Given entries Block Start

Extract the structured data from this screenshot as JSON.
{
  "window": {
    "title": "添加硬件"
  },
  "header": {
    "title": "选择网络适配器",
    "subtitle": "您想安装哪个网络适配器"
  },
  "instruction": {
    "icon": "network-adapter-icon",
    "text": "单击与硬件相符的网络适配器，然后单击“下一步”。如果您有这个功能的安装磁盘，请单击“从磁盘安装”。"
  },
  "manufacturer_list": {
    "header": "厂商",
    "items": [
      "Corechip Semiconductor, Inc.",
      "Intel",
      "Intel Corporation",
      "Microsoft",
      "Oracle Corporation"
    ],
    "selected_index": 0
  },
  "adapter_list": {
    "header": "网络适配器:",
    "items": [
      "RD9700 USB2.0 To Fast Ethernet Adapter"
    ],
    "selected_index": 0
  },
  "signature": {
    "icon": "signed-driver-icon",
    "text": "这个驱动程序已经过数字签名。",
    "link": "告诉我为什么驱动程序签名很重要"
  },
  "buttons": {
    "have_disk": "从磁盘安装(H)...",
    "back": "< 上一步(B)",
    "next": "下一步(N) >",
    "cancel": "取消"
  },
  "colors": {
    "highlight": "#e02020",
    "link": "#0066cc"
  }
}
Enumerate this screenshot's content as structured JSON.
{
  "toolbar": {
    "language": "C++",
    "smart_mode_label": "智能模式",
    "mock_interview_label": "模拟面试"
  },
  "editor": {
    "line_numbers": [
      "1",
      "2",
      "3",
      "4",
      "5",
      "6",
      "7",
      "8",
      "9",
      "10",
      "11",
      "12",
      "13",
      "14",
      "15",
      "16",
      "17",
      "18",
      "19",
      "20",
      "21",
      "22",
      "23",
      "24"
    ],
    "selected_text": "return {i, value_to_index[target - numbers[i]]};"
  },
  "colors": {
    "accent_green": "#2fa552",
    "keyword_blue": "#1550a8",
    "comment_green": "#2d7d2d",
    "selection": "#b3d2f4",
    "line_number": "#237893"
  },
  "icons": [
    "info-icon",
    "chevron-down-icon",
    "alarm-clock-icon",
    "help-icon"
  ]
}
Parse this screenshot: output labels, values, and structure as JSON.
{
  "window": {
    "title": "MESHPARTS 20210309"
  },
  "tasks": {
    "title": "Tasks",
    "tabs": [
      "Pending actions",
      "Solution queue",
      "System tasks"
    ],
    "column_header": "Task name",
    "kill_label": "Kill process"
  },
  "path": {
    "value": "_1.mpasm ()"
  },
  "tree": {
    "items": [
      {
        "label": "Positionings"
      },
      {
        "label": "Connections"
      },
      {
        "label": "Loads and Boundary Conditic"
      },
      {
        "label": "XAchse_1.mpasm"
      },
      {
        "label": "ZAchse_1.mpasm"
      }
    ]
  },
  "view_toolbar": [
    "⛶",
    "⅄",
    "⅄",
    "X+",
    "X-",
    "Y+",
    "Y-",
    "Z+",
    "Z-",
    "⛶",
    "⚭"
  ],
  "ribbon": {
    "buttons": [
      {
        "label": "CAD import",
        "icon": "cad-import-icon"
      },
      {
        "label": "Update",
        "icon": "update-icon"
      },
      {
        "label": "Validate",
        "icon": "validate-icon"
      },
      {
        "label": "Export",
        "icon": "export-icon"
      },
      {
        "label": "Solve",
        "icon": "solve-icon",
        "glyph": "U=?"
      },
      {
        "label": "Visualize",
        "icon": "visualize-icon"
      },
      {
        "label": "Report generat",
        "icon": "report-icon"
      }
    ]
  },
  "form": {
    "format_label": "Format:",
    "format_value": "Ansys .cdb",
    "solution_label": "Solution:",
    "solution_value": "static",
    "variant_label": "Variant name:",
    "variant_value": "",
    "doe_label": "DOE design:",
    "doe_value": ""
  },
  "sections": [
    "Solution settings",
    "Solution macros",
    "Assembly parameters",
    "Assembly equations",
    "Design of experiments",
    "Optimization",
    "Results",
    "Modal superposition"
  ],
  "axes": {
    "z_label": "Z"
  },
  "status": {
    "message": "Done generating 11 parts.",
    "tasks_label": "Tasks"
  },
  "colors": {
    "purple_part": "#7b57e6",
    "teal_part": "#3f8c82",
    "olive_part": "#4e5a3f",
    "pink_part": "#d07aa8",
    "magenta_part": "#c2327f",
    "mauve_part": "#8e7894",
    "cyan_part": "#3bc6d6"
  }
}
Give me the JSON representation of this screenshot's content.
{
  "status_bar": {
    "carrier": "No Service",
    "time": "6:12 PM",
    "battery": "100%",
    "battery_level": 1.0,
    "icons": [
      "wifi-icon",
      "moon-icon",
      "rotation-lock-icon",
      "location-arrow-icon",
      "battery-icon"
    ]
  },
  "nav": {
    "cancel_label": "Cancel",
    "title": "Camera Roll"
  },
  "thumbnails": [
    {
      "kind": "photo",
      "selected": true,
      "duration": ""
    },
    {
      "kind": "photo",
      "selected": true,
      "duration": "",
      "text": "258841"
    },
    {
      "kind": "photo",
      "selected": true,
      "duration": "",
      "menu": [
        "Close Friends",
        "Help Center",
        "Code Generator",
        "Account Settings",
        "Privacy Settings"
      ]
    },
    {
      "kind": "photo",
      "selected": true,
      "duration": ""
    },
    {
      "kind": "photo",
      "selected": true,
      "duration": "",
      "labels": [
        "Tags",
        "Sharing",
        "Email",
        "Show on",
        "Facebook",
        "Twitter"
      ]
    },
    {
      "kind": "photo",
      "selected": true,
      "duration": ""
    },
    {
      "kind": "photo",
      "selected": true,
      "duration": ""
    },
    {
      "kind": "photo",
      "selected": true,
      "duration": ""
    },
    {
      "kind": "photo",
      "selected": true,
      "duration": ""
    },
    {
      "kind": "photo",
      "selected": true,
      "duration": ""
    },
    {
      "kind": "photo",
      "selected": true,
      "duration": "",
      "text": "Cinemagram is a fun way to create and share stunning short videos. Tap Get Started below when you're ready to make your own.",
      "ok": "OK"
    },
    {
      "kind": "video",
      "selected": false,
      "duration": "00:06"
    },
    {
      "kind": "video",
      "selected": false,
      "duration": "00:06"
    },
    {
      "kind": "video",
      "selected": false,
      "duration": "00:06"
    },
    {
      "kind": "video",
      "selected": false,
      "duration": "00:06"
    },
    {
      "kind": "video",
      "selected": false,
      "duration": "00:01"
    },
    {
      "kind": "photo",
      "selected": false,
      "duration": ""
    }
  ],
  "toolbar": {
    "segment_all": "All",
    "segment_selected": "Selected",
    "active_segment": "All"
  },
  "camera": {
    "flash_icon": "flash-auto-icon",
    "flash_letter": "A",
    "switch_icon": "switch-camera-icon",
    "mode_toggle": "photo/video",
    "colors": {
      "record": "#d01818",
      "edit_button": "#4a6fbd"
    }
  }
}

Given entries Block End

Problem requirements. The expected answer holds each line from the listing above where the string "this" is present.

Completed exercise.
Extract the structured data from this screenshot as JSON.
Enumerate this screenshot's content as structured JSON.
Parse this screenshot: output labels, values, and structure as JSON.
Give me the JSON representation of this screenshot's content.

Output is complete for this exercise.